Memberships and accreditations: what's the difference?
The range any types of qualifications quoted by Counsellors and Therapists can be confusing, even people in the field can struggle to have a full knowledge of the different types of training, accreditations and how long a time it takes to achieve them, and indeed how difficult or easy they are to obtain. What I will cover here are the main qualification routes in the fields we operate in, together with an outline of the difference between Membership and Accreditation to I hope help with navigating the maze.....
Membership is probably the easiest to clarify, Membership can be simply that, a person has applied for and joined a body or organisation that has a role and function within the field, membership criteria has tightened considerably in recent years, however it does not guarantee that if someone has a membership they are fully competent at this stage. Some memberships are relatively easy to obtain, some quite difficult.

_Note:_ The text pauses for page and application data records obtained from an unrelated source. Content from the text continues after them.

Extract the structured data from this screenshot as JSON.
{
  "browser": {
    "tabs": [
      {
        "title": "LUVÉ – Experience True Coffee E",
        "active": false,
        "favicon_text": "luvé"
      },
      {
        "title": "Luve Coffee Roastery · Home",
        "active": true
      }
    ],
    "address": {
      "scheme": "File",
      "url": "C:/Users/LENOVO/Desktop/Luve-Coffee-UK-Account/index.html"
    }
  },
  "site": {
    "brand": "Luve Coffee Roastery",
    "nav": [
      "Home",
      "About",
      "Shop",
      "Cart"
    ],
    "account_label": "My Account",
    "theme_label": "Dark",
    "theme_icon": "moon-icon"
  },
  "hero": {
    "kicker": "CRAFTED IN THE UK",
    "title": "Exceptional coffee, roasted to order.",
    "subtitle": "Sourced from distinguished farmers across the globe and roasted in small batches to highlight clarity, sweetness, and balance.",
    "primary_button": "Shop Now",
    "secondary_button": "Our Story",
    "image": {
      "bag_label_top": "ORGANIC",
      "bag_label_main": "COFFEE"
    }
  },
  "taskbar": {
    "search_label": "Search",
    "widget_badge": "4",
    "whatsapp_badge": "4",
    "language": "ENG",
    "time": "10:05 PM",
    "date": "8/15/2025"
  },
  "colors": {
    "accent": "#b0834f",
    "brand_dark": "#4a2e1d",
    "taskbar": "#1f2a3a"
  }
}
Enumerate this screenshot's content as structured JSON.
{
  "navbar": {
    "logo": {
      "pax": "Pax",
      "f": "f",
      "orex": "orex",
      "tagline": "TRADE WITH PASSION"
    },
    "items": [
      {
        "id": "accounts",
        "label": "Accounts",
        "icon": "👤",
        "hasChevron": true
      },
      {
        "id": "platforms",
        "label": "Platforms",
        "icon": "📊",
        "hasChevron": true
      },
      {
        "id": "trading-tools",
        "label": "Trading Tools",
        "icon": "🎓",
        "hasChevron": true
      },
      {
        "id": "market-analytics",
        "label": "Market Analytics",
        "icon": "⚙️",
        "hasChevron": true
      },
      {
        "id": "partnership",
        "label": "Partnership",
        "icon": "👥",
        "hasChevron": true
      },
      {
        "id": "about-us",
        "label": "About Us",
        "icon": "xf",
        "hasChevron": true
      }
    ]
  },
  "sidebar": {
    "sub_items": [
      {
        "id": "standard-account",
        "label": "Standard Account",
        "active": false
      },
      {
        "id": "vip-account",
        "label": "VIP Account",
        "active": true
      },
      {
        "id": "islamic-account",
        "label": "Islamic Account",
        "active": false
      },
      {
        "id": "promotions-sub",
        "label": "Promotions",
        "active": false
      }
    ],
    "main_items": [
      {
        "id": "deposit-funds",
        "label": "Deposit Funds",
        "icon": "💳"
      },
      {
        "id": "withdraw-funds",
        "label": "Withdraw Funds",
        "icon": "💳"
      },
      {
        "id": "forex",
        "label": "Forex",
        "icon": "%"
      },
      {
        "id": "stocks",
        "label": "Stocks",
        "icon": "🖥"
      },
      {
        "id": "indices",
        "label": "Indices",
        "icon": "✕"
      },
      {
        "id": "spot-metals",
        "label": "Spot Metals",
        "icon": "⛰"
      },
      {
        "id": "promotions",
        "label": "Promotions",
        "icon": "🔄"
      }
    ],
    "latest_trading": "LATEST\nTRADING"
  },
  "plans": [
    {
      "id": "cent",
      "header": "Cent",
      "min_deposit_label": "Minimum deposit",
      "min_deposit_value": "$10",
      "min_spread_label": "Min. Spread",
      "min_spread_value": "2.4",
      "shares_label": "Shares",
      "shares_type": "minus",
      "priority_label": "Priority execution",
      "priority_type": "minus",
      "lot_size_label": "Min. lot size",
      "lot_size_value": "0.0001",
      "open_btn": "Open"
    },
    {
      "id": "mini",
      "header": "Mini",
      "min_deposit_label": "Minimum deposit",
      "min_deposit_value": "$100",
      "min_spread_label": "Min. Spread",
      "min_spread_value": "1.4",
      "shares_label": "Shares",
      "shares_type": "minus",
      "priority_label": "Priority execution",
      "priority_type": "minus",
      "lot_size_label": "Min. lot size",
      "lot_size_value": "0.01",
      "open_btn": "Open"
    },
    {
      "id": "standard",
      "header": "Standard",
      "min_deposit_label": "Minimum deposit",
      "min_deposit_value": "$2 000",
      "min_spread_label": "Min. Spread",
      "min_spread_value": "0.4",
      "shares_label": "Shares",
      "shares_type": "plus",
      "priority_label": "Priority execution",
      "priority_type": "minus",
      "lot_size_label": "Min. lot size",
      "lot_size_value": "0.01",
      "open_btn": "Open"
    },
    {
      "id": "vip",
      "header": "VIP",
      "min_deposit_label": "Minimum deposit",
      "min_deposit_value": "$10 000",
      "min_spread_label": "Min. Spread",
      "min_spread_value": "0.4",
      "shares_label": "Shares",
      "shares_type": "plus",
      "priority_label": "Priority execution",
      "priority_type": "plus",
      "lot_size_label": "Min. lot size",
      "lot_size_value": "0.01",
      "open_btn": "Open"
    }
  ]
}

Accreditation is a step up, a person with an accredited membership has been found to have a sufficient level of experience, skill and training, usually accreditation takes around two years post qualification to obtain, so look out for Accredited Member in addition to accredited training. Professional accreditation can then rise higher, Fellowships, Masters Degrees, Doctorates etc.
Training can take many different routes and take varying amounts of time, one thing to look for when searching for a Counsellor or Therapist is 'padding out' of qualifications, a 'Certificate in Body Awareness' or 'Certificate in Drug Awareness' may be a day course, if our Practitioners have attended such courses we don’t pad out their qualifications by listing them.
Some training courses/ accreditations, how long they can take to finish and general requirements:
- NLP Practitioner: from 18 days study over 6 a month period.
- Certificate in Counselling: 1 year part time study
- Diploma in Counselling: 3 years part time study in a private Training Centre, a College or University, additional requirements for personal development and supervised practice
- Diploma / Certificate in Psychotherapy: from 3 to 4 years part time study in a private Training Centre or University, requirements for longer personal periods of development and additional psychiatric placement.
- Masters Certificate in Counselling or Psychotherapy: usually 2 to 3 additional years together with a thesis in a University.
- Accredited Member: varies somewhat, requires a Certificate or Diploma from a pre-accredited course, but with additional professional development over and above that, a further period of supervised practice and either a written or examined live demonstration of working to a high standard.
For further information on Accreditation Organisations, see my post on five things to look for in a therapist.
I was fortunate, I had someone recommended to me by a colleague when I was in distress many years ago, and the Therapist I saw had the experience and skills to help me with the challenging path that lay ahead, however we do still sometimes see clients at LCCP who have had less that satisfactory experiences before coming to us, so I hope this helps you in deciding what course to take, if you have any questions feel free to ask.